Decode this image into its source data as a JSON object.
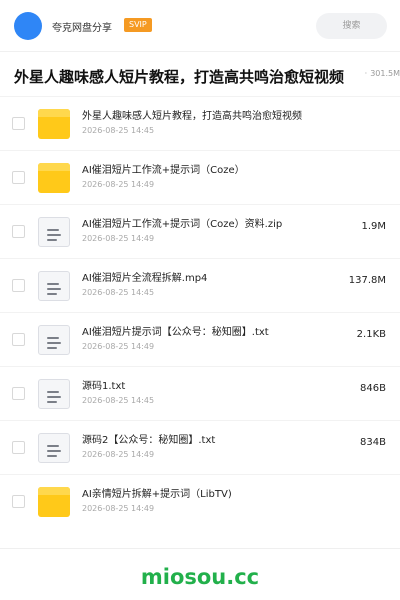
{
  "header": {
    "username": "夸克网盘分享",
    "badge": "SVIP",
    "search_placeholder": "搜索"
  },
  "share": {
    "title": "外星人趣味感人短片教程，打造高共鸣治愈短视频",
    "meta_prefix": "",
    "meta_size": "301.5M"
  },
  "files": [
    {
      "type": "folder",
      "name": "外星人趣味感人短片教程，打造高共鸣治愈短视频",
      "date": "2026-08-25 14:45",
      "size": ""
    },
    {
      "type": "folder",
      "name": "AI催泪短片工作流+提示词（Coze）",
      "date": "2026-08-25 14:49",
      "size": ""
    },
    {
      "type": "doc",
      "name": "AI催泪短片工作流+提示词（Coze）资料.zip",
      "date": "2026-08-25 14:49",
      "size": "1.9M"
    },
    {
      "type": "doc",
      "name": "AI催泪短片全流程拆解.mp4",
      "date": "2026-08-25 14:45",
      "size": "137.8M"
    },
    {
      "type": "doc",
      "name": "AI催泪短片提示词【公众号：秘知圈】.txt",
      "date": "2026-08-25 14:49",
      "size": "2.1KB"
    },
    {
      "type": "doc",
      "name": "源码1.txt",
      "date": "2026-08-25 14:45",
      "size": "846B"
    },
    {
      "type": "doc",
      "name": "源码2【公众号：秘知圈】.txt",
      "date": "2026-08-25 14:49",
      "size": "834B"
    },
    {
      "type": "folder",
      "name": "AI亲情短片拆解+提示词（LibTV)",
      "date": "2026-08-25 14:49",
      "size": ""
    }
  ],
  "footer": {
    "watermark": "miosou.cc"
  },
  "colors": {
    "avatar": "#2f86f6",
    "badge": "#f59a23",
    "folder": "#ffc919",
    "watermark": "#22b04b"
  }
}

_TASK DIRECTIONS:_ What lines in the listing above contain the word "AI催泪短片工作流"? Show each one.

_RESULT FOR THIS EXERCISE:_
      "name": "AI催泪短片工作流+提示词（Coze）",
      "name": "AI催泪短片工作流+提示词（Coze）资料.zip",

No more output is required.